▶ _Given entries_
____
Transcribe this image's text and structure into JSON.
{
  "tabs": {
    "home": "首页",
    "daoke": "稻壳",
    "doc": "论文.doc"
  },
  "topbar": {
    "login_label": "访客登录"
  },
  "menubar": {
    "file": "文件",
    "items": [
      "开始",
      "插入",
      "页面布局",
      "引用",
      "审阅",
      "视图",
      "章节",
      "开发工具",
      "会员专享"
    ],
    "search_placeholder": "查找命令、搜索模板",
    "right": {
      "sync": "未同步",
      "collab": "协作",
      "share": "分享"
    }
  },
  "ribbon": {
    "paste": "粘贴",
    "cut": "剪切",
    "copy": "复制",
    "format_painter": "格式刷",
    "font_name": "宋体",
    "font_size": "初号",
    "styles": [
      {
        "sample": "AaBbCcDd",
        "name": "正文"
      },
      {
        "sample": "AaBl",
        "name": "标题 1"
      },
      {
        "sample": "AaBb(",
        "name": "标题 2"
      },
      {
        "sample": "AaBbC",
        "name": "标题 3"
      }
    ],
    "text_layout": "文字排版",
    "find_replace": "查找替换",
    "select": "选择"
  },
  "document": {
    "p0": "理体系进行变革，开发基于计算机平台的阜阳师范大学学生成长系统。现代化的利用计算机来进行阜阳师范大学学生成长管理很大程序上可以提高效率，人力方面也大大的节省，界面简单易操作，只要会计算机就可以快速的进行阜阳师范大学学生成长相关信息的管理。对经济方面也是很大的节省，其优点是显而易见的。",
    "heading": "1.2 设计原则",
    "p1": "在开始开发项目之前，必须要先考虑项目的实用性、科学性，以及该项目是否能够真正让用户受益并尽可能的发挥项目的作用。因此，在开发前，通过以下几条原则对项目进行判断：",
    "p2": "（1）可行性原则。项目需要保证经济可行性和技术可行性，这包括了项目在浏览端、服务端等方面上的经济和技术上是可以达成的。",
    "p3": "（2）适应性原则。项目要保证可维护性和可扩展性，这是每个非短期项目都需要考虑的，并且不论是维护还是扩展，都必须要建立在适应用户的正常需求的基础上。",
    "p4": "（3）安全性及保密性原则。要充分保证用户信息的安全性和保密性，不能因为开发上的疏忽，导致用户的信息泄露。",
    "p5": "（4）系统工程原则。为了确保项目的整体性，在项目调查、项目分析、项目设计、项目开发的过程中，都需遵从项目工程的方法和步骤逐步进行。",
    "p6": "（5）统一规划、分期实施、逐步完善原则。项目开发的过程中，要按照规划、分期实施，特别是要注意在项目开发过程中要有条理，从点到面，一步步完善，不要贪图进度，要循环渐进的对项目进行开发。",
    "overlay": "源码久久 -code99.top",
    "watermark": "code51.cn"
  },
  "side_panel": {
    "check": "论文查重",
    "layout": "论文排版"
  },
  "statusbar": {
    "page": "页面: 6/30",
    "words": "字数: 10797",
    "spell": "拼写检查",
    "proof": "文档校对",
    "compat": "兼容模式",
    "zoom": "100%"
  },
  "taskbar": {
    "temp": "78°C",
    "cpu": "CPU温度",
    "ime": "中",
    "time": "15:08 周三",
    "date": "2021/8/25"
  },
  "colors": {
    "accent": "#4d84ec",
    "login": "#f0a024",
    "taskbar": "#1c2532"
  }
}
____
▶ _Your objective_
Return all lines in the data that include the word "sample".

▶ _Solution for this exercise_
        "sample": "AaBbCcDd",
        "sample": "AaBl",
        "sample": "AaBb(",
        "sample": "AaBbC",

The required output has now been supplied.